** Records supplied follows **

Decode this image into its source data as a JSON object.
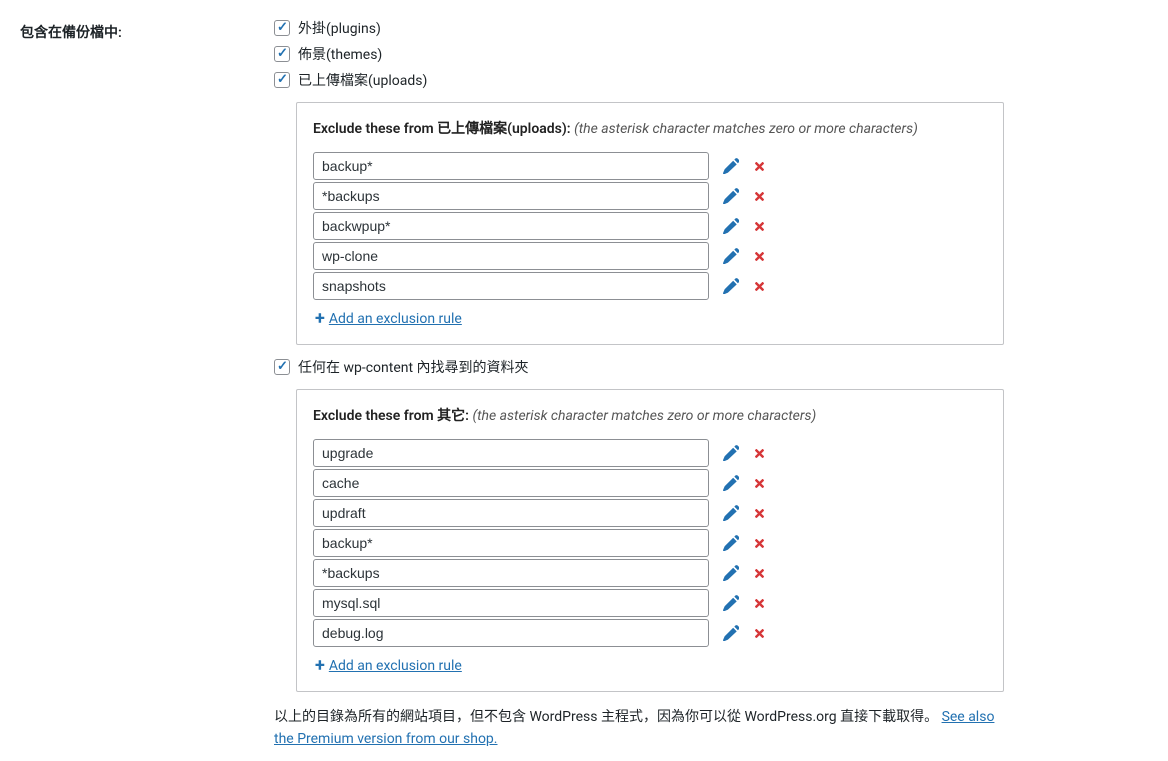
{
  "field_label": "包含在備份檔中:",
  "checkboxes": {
    "plugins": {
      "label": "外掛(plugins)",
      "checked": true
    },
    "themes": {
      "label": "佈景(themes)",
      "checked": true
    },
    "uploads": {
      "label": "已上傳檔案(uploads)",
      "checked": true
    },
    "wpcontent": {
      "label": "任何在 wp-content 內找尋到的資料夾",
      "checked": true
    }
  },
  "uploads_box": {
    "heading_prefix": "Exclude these from 已上傳檔案(uploads):",
    "hint": "(the asterisk character matches zero or more characters)",
    "rules": [
      "backup*",
      "*backups",
      "backwpup*",
      "wp-clone",
      "snapshots"
    ],
    "add_rule_label": "Add an exclusion rule"
  },
  "others_box": {
    "heading_prefix": "Exclude these from 其它:",
    "hint": "(the asterisk character matches zero or more characters)",
    "rules": [
      "upgrade",
      "cache",
      "updraft",
      "backup*",
      "*backups",
      "mysql.sql",
      "debug.log"
    ],
    "add_rule_label": "Add an exclusion rule"
  },
  "footer": {
    "text_before": "以上的目錄為所有的網站項目，但不包含 WordPress 主程式，因為你可以從 WordPress.org 直接下載取得。 ",
    "link_text": "See also the Premium version from our shop."
  }
}
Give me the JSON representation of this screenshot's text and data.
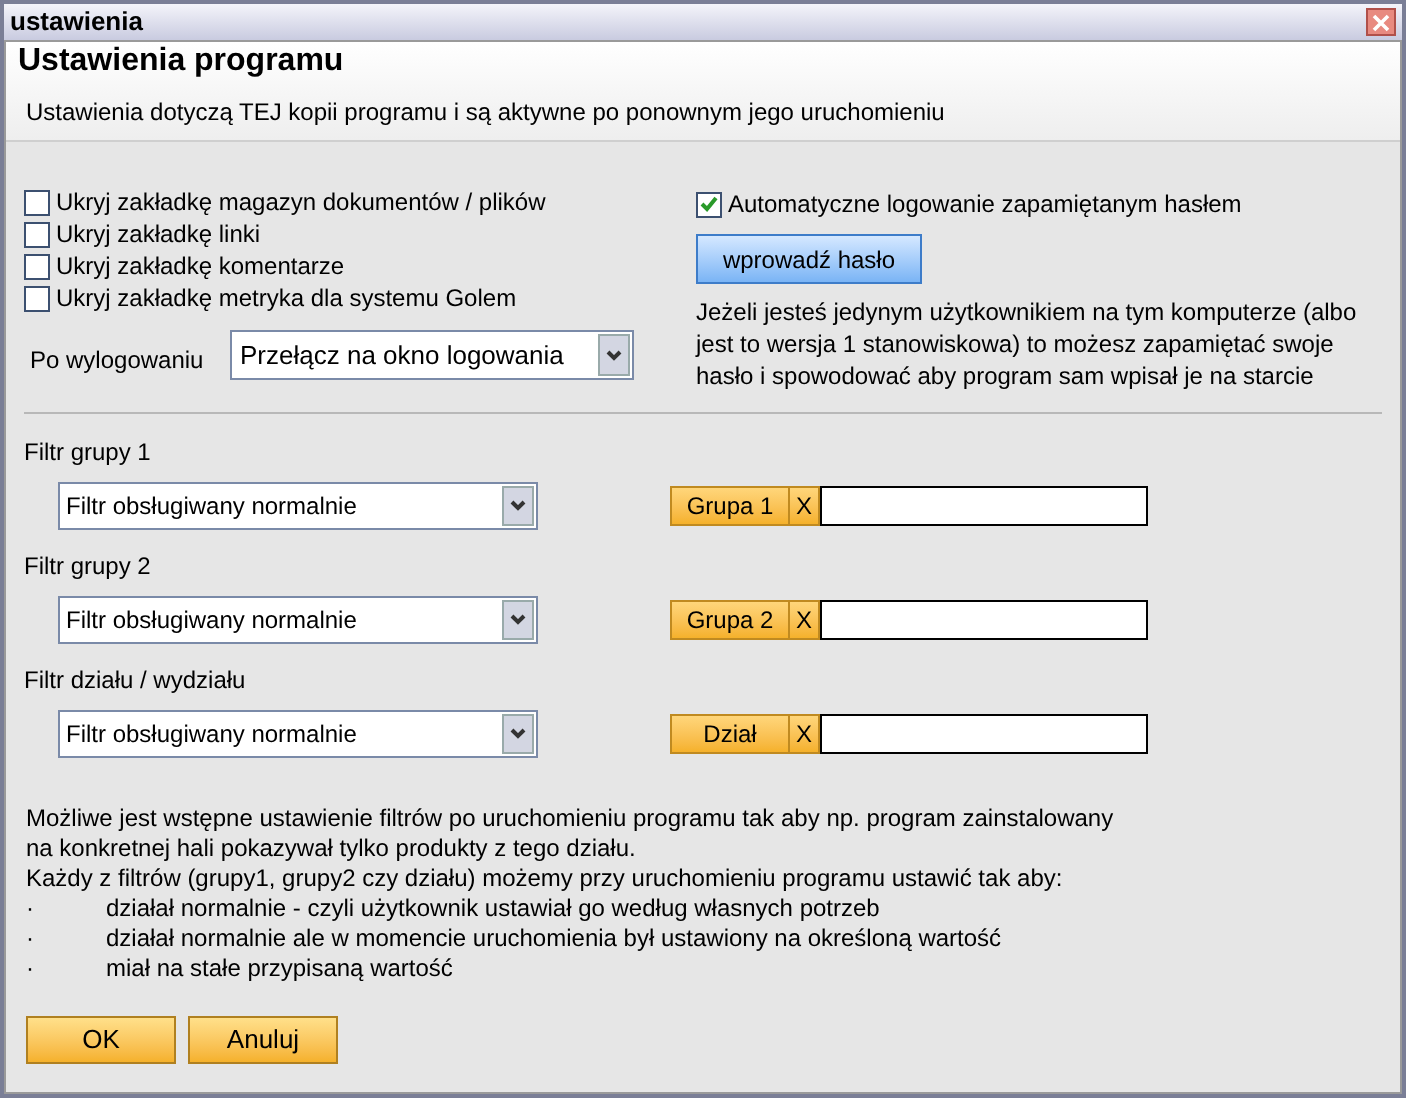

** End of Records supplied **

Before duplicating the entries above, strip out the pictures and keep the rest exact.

Decode this image into its source data as a JSON object.
{
  "field_label": "包含在備份檔中:",
  "checkboxes": {
    "plugins": {
      "label": "外掛(plugins)",
      "checked": true
    },
    "themes": {
      "label": "佈景(themes)",
      "checked": true
    },
    "uploads": {
      "label": "已上傳檔案(uploads)",
      "checked": true
    },
    "wpcontent": {
      "label": "任何在 wp-content 內找尋到的資料夾",
      "checked": true
    }
  },
  "uploads_box": {
    "heading_prefix": "Exclude these from 已上傳檔案(uploads):",
    "hint": "(the asterisk character matches zero or more characters)",
    "rules": [
      "backup*",
      "*backups",
      "backwpup*",
      "wp-clone",
      "snapshots"
    ],
    "add_rule_label": "Add an exclusion rule"
  },
  "others_box": {
    "heading_prefix": "Exclude these from 其它:",
    "hint": "(the asterisk character matches zero or more characters)",
    "rules": [
      "upgrade",
      "cache",
      "updraft",
      "backup*",
      "*backups",
      "mysql.sql",
      "debug.log"
    ],
    "add_rule_label": "Add an exclusion rule"
  },
  "footer": {
    "text_before": "以上的目錄為所有的網站項目，但不包含 WordPress 主程式，因為你可以從 WordPress.org 直接下載取得。 ",
    "link_text": "See also the Premium version from our shop."
  }
}
Give me the JSON representation of this screenshot's text and data.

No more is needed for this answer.